MSU food researchers receive $100k grant to help improve diets, health of moms and babies in Uganda
MSU Food Science and Human Nutrition researchers were awarded a Gates grant for the Next Generation Nutrition in Uganda Project to develop a fortified bean sauce that can improve the diets of pregnant women and their babies.
Department of Food Science and Human Nutrition faculty members Lorraine Weatherspoon and Muhammad Siddiq, together with Jose Jackson Malete from the Alliance for African Partnership, were recently awarded a $100,000 grant through the Bill & Melinda Gates Foundation.
The goal is to develop a culturally acceptable sauce that’s made with bio-fortified beans, local fish and dissolves easily in hot water. The product will help meet the higher iron and folic acid needs of pregnant women, especially those with low incomes who are living in areas of high risk for microcytic anemia, low birth weight and neural tube defects in Uganda.
When asked about the final product, Weaterspoon said, “Our hypothesis is that the product we develop will be more appealing than in the pill form, safe and convenient in delivery of adequate amounts of these key nutrients, as well as complementary to other national initiatives in Uganda, in low income communities.”
Furthermore, Weatherspoon emphasized the importance of this sauce in a baby’s life. “Pregnant women are an important target in the World Health Organization’s 1000-day window for improving both maternal and child nutritional and developmental outcomes, provided that early intervention is given.”
This is a pilot grant which allows researchers to apply for increased support for their work in the future. The Gates Foundation selects projects to fund through a four-stage process.

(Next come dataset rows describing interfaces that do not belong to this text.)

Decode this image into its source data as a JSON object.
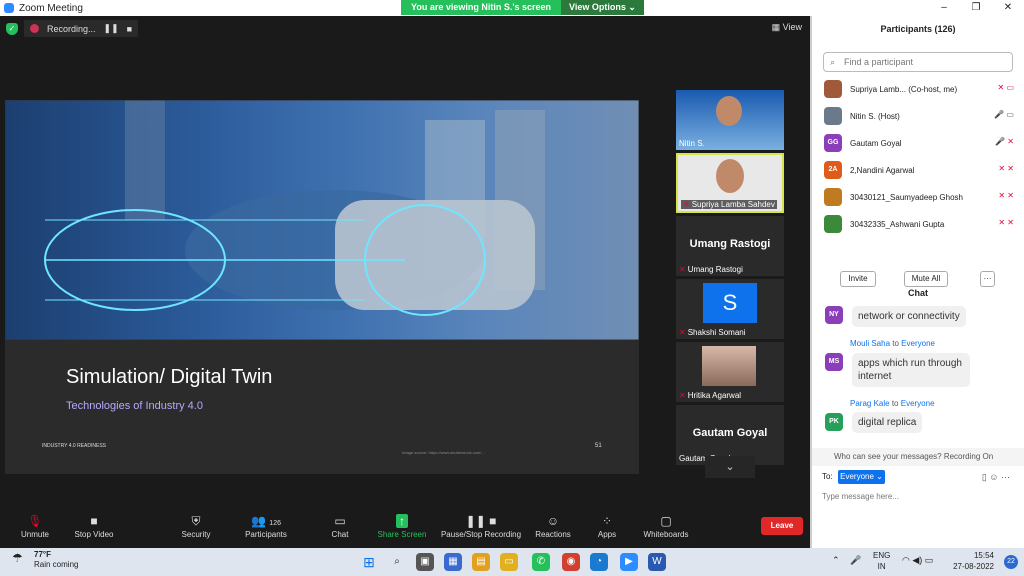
{
  "window": {
    "title": "Zoom Meeting",
    "controls": [
      "–",
      "❐",
      "✕"
    ]
  },
  "banner": {
    "viewing": "You are viewing Nitin S.'s screen",
    "view_options": "View Options ⌄"
  },
  "status": {
    "recording": "Recording...",
    "view": "View"
  },
  "slide": {
    "title": "Simulation/ Digital Twin",
    "subtitle": "Technologies of Industry 4.0",
    "footer": "INDUSTRY 4.0 READINESS",
    "number": "51",
    "source": "Image source: https://www.shutterstock.com/..."
  },
  "videos": [
    {
      "name": "Nitin S.",
      "big": ""
    },
    {
      "name": "Supriya Lamba  Sahdev",
      "big": ""
    },
    {
      "name": "Umang Rastogi",
      "big": "Umang Rastogi"
    },
    {
      "name": "Shakshi Somani",
      "big": "",
      "initial": "S"
    },
    {
      "name": "Hritika Agarwal",
      "big": ""
    },
    {
      "name": "Gautam Goyal",
      "big": "Gautam Goyal"
    }
  ],
  "toolbar": {
    "unmute": "Unmute",
    "stop_video": "Stop Video",
    "security": "Security",
    "participants": "Participants",
    "participants_count": "126",
    "chat": "Chat",
    "share_screen": "Share Screen",
    "recording": "Pause/Stop Recording",
    "reactions": "Reactions",
    "apps": "Apps",
    "whiteboards": "Whiteboards",
    "leave": "Leave"
  },
  "participants_panel": {
    "title": "Participants (126)",
    "search_placeholder": "Find a participant",
    "list": [
      {
        "name": "Supriya Lamb... (Co-host, me)",
        "initials": "",
        "color": "#a05a3a"
      },
      {
        "name": "Nitin S. (Host)",
        "initials": "",
        "color": "#6a7a8a"
      },
      {
        "name": "Gautam Goyal",
        "initials": "GG",
        "color": "#8a3fb8"
      },
      {
        "name": "2,Nandini Agarwal",
        "initials": "2A",
        "color": "#e05a1a"
      },
      {
        "name": "30430121_Saumyadeep Ghosh",
        "initials": "",
        "color": "#c07a20"
      },
      {
        "name": "30432335_Ashwani Gupta",
        "initials": "",
        "color": "#3a8a3a"
      }
    ],
    "invite": "Invite",
    "mute_all": "Mute All",
    "more": "···"
  },
  "chat": {
    "title": "Chat",
    "messages": [
      {
        "initials": "NY",
        "color": "#8a3fb8",
        "from": "",
        "to": "",
        "text": "network or connectivity"
      },
      {
        "initials": "MS",
        "color": "#8a3fb8",
        "from": "Mouli Saha",
        "to": "Everyone",
        "text": "apps which run through internet"
      },
      {
        "initials": "PK",
        "color": "#25a05b",
        "from": "Parag Kale",
        "to": "Everyone",
        "text": "digital replica"
      }
    ],
    "to_word": "to",
    "who_can_see": "Who can see your messages? Recording On",
    "to_label": "To:",
    "recipient": "Everyone ⌄",
    "placeholder": "Type message here..."
  },
  "taskbar": {
    "weather_temp": "77°F",
    "weather_desc": "Rain coming",
    "lang1": "ENG",
    "lang2": "IN",
    "time": "15:54",
    "date": "27-08-2022",
    "badge": "22"
  }
}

After developing and presenting a concept and pre-proposal, researchers are then funded accordingly on a case-by-case basis.